Easy access to parking leads to higher car use and higher emissions, says PhD graduate Omid Khazaeian. So how can city planners tackle the problem?
Many cities have considered reducing parking in the central city or around shops and other public areas to discourage driving, but my research suggests another important area city planners should consider when looking to reduce car usage—the amount and type of parking people have access to at home.
Using data from the Ministry of Transport’s New Zealand Household Travel Survey, we were able to show that the more home parking a person has access to, the more cars they own and the more likely they are to drive to work. Our data showed that access to more home parking had more impact on car ownership and using cars to commute than household income.
My research focused on the greater Wellington region. Outside the central city and areas immediately close by, there are very few restrictions on street parking, and off-street parking is commonly available as well. This makes it much easier for most households to own at least one, if not more than one, car. Households that own a car are in turn much more likely to make multiple trips in that car.
This abundant access to parking means that if city planners and councils want to reduce the number of cars in the central city they will need to impose restrictions on on- and off-street parking in suburban areas.
Research by others reveals that having parking available at home increases the price of housing significantly, adding further stress to New Zealand’s already stretched housing market.
Our research also looked at work parking and provides some insight into changes that could be made to city parking to reduce congestion and climate impacts.
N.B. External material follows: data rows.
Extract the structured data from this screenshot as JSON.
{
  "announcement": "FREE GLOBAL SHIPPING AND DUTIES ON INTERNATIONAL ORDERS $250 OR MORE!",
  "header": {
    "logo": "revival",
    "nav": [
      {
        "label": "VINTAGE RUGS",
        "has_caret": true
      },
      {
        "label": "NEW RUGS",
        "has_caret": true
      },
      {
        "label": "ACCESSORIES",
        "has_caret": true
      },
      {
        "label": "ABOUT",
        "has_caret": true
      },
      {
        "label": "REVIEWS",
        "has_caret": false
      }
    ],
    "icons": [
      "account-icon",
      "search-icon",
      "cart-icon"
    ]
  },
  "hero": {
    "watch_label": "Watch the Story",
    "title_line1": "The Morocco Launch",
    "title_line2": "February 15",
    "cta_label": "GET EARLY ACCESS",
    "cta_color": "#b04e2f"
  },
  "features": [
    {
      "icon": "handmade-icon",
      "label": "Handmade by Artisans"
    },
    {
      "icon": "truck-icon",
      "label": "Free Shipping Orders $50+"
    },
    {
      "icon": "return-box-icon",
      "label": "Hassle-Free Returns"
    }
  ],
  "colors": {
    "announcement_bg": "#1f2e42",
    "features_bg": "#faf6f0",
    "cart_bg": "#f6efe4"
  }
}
We found three key areas that affected people’s use of parking in the city.
The two top considerations for parking are location and cost. For off-street parking, location is the most important factor—commuters are less likely to use off-street parking that is further away.
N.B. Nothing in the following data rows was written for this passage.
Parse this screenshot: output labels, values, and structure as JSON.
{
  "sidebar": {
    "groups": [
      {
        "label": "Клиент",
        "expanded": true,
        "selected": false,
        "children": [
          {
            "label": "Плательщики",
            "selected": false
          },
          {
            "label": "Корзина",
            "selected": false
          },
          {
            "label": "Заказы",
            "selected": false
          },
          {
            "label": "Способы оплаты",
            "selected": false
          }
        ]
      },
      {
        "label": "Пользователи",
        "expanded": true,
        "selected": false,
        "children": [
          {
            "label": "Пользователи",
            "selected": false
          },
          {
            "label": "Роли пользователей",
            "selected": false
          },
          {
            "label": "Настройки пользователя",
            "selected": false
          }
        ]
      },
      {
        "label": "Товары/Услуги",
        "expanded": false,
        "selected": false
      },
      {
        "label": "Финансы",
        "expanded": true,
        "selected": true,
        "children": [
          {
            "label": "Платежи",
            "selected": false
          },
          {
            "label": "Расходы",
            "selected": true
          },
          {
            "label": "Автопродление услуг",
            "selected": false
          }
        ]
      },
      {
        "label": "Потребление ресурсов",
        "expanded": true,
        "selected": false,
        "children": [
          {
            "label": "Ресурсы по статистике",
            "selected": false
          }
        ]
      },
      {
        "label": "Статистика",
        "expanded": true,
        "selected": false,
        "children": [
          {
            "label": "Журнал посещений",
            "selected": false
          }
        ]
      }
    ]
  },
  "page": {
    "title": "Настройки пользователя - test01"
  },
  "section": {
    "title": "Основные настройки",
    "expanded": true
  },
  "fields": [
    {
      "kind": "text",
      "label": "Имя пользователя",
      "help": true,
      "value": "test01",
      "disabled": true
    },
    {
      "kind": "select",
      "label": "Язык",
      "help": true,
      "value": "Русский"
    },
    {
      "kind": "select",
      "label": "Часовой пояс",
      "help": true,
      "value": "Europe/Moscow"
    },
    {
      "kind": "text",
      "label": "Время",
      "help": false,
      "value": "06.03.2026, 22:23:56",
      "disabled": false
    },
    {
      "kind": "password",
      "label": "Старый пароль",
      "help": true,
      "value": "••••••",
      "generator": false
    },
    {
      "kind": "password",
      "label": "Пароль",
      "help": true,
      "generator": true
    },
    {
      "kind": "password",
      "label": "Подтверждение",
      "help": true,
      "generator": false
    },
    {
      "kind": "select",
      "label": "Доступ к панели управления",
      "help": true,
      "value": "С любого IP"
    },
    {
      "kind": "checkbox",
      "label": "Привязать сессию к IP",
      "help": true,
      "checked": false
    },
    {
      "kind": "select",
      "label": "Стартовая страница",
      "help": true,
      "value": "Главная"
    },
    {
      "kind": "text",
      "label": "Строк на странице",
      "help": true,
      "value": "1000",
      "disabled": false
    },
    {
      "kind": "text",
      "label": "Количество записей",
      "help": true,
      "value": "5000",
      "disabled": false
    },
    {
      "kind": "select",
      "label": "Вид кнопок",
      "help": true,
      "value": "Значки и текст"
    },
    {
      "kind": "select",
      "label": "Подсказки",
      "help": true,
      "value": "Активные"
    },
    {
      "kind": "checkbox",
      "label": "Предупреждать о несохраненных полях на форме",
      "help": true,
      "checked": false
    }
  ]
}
However, for on-street parking cost is the main consideration—the more expensive a park, the less desirable it is.
We also showed that employers making private off-street parking available to their employees greatly increases the chances they will drive to work. This type of parking can also make reducing traffic and emissions difficult because private parking is not subject to city parking policies.
Discussions have been ongoing for some time on reducing parking available around shops and city centres to discourage driving. Although this is an important part of reducing car usage and the impacts of driving, it is only one part of the equation.
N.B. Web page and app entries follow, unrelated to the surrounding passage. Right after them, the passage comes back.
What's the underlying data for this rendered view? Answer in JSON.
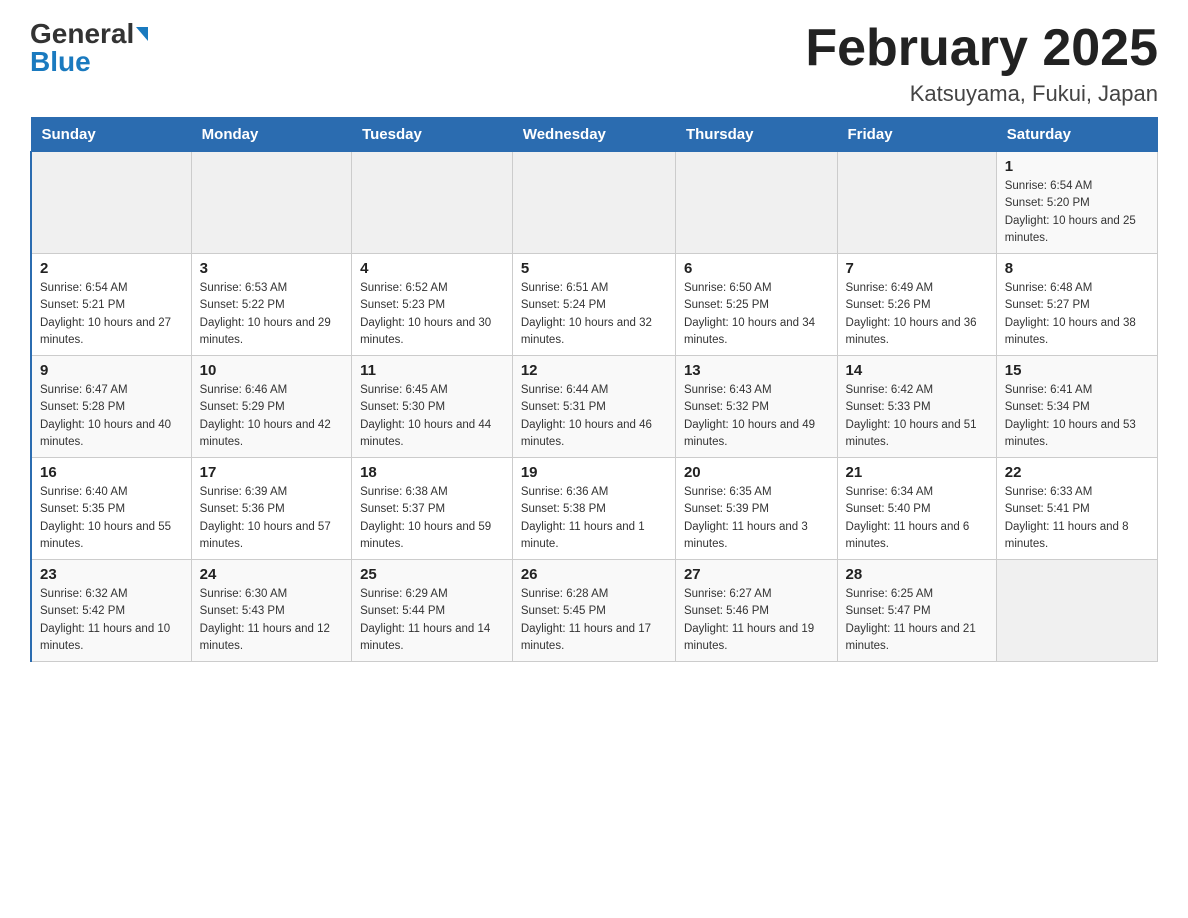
{
  "header": {
    "logo_general": "General",
    "logo_blue": "Blue",
    "title": "February 2025",
    "subtitle": "Katsuyama, Fukui, Japan"
  },
  "days_of_week": [
    "Sunday",
    "Monday",
    "Tuesday",
    "Wednesday",
    "Thursday",
    "Friday",
    "Saturday"
  ],
  "weeks": [
    [
      {
        "day": "",
        "sunrise": "",
        "sunset": "",
        "daylight": ""
      },
      {
        "day": "",
        "sunrise": "",
        "sunset": "",
        "daylight": ""
      },
      {
        "day": "",
        "sunrise": "",
        "sunset": "",
        "daylight": ""
      },
      {
        "day": "",
        "sunrise": "",
        "sunset": "",
        "daylight": ""
      },
      {
        "day": "",
        "sunrise": "",
        "sunset": "",
        "daylight": ""
      },
      {
        "day": "",
        "sunrise": "",
        "sunset": "",
        "daylight": ""
      },
      {
        "day": "1",
        "sunrise": "Sunrise: 6:54 AM",
        "sunset": "Sunset: 5:20 PM",
        "daylight": "Daylight: 10 hours and 25 minutes."
      }
    ],
    [
      {
        "day": "2",
        "sunrise": "Sunrise: 6:54 AM",
        "sunset": "Sunset: 5:21 PM",
        "daylight": "Daylight: 10 hours and 27 minutes."
      },
      {
        "day": "3",
        "sunrise": "Sunrise: 6:53 AM",
        "sunset": "Sunset: 5:22 PM",
        "daylight": "Daylight: 10 hours and 29 minutes."
      },
      {
        "day": "4",
        "sunrise": "Sunrise: 6:52 AM",
        "sunset": "Sunset: 5:23 PM",
        "daylight": "Daylight: 10 hours and 30 minutes."
      },
      {
        "day": "5",
        "sunrise": "Sunrise: 6:51 AM",
        "sunset": "Sunset: 5:24 PM",
        "daylight": "Daylight: 10 hours and 32 minutes."
      },
      {
        "day": "6",
        "sunrise": "Sunrise: 6:50 AM",
        "sunset": "Sunset: 5:25 PM",
        "daylight": "Daylight: 10 hours and 34 minutes."
      },
      {
        "day": "7",
        "sunrise": "Sunrise: 6:49 AM",
        "sunset": "Sunset: 5:26 PM",
        "daylight": "Daylight: 10 hours and 36 minutes."
      },
      {
        "day": "8",
        "sunrise": "Sunrise: 6:48 AM",
        "sunset": "Sunset: 5:27 PM",
        "daylight": "Daylight: 10 hours and 38 minutes."
      }
    ],
    [
      {
        "day": "9",
        "sunrise": "Sunrise: 6:47 AM",
        "sunset": "Sunset: 5:28 PM",
        "daylight": "Daylight: 10 hours and 40 minutes."
      },
      {
        "day": "10",
        "sunrise": "Sunrise: 6:46 AM",
        "sunset": "Sunset: 5:29 PM",
        "daylight": "Daylight: 10 hours and 42 minutes."
      },
      {
        "day": "11",
        "sunrise": "Sunrise: 6:45 AM",
        "sunset": "Sunset: 5:30 PM",
        "daylight": "Daylight: 10 hours and 44 minutes."
      },
      {
        "day": "12",
        "sunrise": "Sunrise: 6:44 AM",
        "sunset": "Sunset: 5:31 PM",
        "daylight": "Daylight: 10 hours and 46 minutes."
      },
      {
        "day": "13",
        "sunrise": "Sunrise: 6:43 AM",
        "sunset": "Sunset: 5:32 PM",
        "daylight": "Daylight: 10 hours and 49 minutes."
      },
      {
        "day": "14",
        "sunrise": "Sunrise: 6:42 AM",
        "sunset": "Sunset: 5:33 PM",
        "daylight": "Daylight: 10 hours and 51 minutes."
      },
      {
        "day": "15",
        "sunrise": "Sunrise: 6:41 AM",
        "sunset": "Sunset: 5:34 PM",
        "daylight": "Daylight: 10 hours and 53 minutes."
      }
    ],
    [
      {
        "day": "16",
        "sunrise": "Sunrise: 6:40 AM",
        "sunset": "Sunset: 5:35 PM",
        "daylight": "Daylight: 10 hours and 55 minutes."
      },
      {
        "day": "17",
        "sunrise": "Sunrise: 6:39 AM",
        "sunset": "Sunset: 5:36 PM",
        "daylight": "Daylight: 10 hours and 57 minutes."
      },
      {
        "day": "18",
        "sunrise": "Sunrise: 6:38 AM",
        "sunset": "Sunset: 5:37 PM",
        "daylight": "Daylight: 10 hours and 59 minutes."
      },
      {
        "day": "19",
        "sunrise": "Sunrise: 6:36 AM",
        "sunset": "Sunset: 5:38 PM",
        "daylight": "Daylight: 11 hours and 1 minute."
      },
      {
        "day": "20",
        "sunrise": "Sunrise: 6:35 AM",
        "sunset": "Sunset: 5:39 PM",
        "daylight": "Daylight: 11 hours and 3 minutes."
      },
      {
        "day": "21",
        "sunrise": "Sunrise: 6:34 AM",
        "sunset": "Sunset: 5:40 PM",
        "daylight": "Daylight: 11 hours and 6 minutes."
      },
      {
        "day": "22",
        "sunrise": "Sunrise: 6:33 AM",
        "sunset": "Sunset: 5:41 PM",
        "daylight": "Daylight: 11 hours and 8 minutes."
      }
    ],
    [
      {
        "day": "23",
        "sunrise": "Sunrise: 6:32 AM",
        "sunset": "Sunset: 5:42 PM",
        "daylight": "Daylight: 11 hours and 10 minutes."
      },
      {
        "day": "24",
        "sunrise": "Sunrise: 6:30 AM",
        "sunset": "Sunset: 5:43 PM",
        "daylight": "Daylight: 11 hours and 12 minutes."
      },
      {
        "day": "25",
        "sunrise": "Sunrise: 6:29 AM",
        "sunset": "Sunset: 5:44 PM",
        "daylight": "Daylight: 11 hours and 14 minutes."
      },
      {
        "day": "26",
        "sunrise": "Sunrise: 6:28 AM",
        "sunset": "Sunset: 5:45 PM",
        "daylight": "Daylight: 11 hours and 17 minutes."
      },
      {
        "day": "27",
        "sunrise": "Sunrise: 6:27 AM",
        "sunset": "Sunset: 5:46 PM",
        "daylight": "Daylight: 11 hours and 19 minutes."
      },
      {
        "day": "28",
        "sunrise": "Sunrise: 6:25 AM",
        "sunset": "Sunset: 5:47 PM",
        "daylight": "Daylight: 11 hours and 21 minutes."
      },
      {
        "day": "",
        "sunrise": "",
        "sunset": "",
        "daylight": ""
      }
    ]
  ]
}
Easy access to parking at home and in central spaces leads to higher car use, higher emissions from transportation, and congestion and longer commute times in cities. To address these issues and make cities more environment- and resident-friendly, parking policy needs to consider home and city parking simultaneously.
However, if the ability for individual householders to drive to and from the city is removed, it means other transport options must be provided. The obvious solution is to improve public transport.
Decreasing travel time on public transport through allocating special street-lanes for buses should reduce the commute time for public transport and make it a more desirable option. Another way to improve public transport would be to transform existing parking spaces into public transport hubs to make access to public transport easier.
There could also be a network of connected walkways for walkers, cyclists, scooter users, and similar groups, which would encourage the use of other modes of transport.
Another option would be to keep some parking buildings but prioritise access for car-poolers, thus reducing the number of cars on the road. Reducing home parking would also support car-pooling, as fewer households would be able to own individual cars and could instead be encouraged to share cars and parking space.
This research has given us a new understanding of parking and its impact on travel behaviour, a field that has had little focus to date.
We hope it will provide empirical evidence for transport planners and suggest some new approaches to parking policy for the future.
Read the original article at Newsroom.
Dr Omid Khazaeian graduated from Te Herenga Waka—Victoria University of Wellington with a PhD in geographic information science. His PhD thesis won the New Zealand Spatial Excellence Award for 2021.